The following is a guest post by Jean Peccoud, Department of Chemical & Biological Engineering, Colorado State University. Jean hosted Anthony’s talk at CSU in September of 2016, and remains engaged in the broader movement to make open insulin. Jean writes:
In 2008, I received an invitation to attend a meeting organized by the FBI. My first reaction was “Oh my gosh! What did I do to be on the FBI watch list?”. After a couple of days, I had recouped. At that point, I was thinking that going to San Francisco from Virginia was expensive and that I should politely decline. Eventually, I came to my senses and decided that I should go.
This meeting was a gathering of government personnel, industry representatives, and academics. The purpose of the event was to create bridges. It initiated a dialogue between stakeholders sharing a mutual interest in keeping synthetic biology safe. It was an eye-opening experience because (let’s be honest) it was the first time that I was giving any thought to security. It was also the first time I met law enforcement professionals in the context of my academic activities. The activities we did together during the day helped me understand their perspective on issues of security in the life science. In particular, I was surprised by their focus on prevention and outreach. I came home with the impression that keeping the nation safe is a goal that we can only achieve as a community. It is not the exclusive responsibility of the government. It is our collective responsibility.
As a result, I assembled an iGEM team to characterize the guidance on synthetic DNA recently published by the Government. After the competition was over, the students were invited by the FBI to brief representatives from government agencies who participated in the effort to prepare the guidance. Nature Biotechnology published the results of their effort.
Over the last two years, we have hosted FBI personnel in my group for a week-long training. The goal of this hands-on program is to provide the trainees with an opportunity to practice some of the technologies used in synthetic biology. This personal experience helps them understand their security implications better than any lecture or report can. In addition to the experimental work, the syllabus includes a number of lectures and site visits.
This year, the project was inspired by the Open Insulin project. The trainees assembled a proinsulin expression cassette out of oligonucleotides. They put together a functional plasmid using Gibson assembly. They tested the plasmid using the TxTl cell-free expression system. They also transformed E.coli cells with the proinsulin expressing plasmids. After extracting the proteins, they were able to detect insulin by Western blot.
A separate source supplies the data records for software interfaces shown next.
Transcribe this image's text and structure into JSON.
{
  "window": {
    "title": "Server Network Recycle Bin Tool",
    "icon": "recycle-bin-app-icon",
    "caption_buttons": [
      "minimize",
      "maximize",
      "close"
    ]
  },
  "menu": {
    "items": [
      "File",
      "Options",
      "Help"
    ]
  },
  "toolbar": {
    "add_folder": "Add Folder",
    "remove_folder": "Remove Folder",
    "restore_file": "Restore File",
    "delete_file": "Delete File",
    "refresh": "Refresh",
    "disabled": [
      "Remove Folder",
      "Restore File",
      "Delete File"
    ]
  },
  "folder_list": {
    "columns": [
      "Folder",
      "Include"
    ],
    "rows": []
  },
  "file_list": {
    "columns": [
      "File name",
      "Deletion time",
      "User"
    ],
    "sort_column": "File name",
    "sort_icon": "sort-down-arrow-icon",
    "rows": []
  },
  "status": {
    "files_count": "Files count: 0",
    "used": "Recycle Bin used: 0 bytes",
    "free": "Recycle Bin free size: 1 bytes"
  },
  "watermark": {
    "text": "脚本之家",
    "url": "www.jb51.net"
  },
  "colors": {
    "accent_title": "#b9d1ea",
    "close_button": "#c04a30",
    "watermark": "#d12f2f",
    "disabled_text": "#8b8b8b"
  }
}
I used this project for the training because it helps understand the biomanufacturing processes by the biotechnology industry. It also illustrates the aspirations of the DIYBio community. I explained that the Open Insulin project and the movement it represents, remind me of Jobs and Wozniak developing the Apple computer in a world where access to computing resources was a privilege reserved for corporate and government users.
At the end of the week, we spent an afternoon at the Denver Biolabs. This visit was a great success as it led to a lively exchange between the government and lab members. Thinking out loud as a group, we considered hypothetical scenarios that had not crossed our minds before. If any of them materializes some day, we are certainly better prepared to recognize the situation than if we had not made an effort to meet and have this conversation.
Unbeknownst to members of Open Insulin project, this initiative is helping keep the nation safe and preserve the freedom to experiment and imagine a future in which access to drugs may be as different from the current system as our mobile computing devices are from the computing systems of the 60s.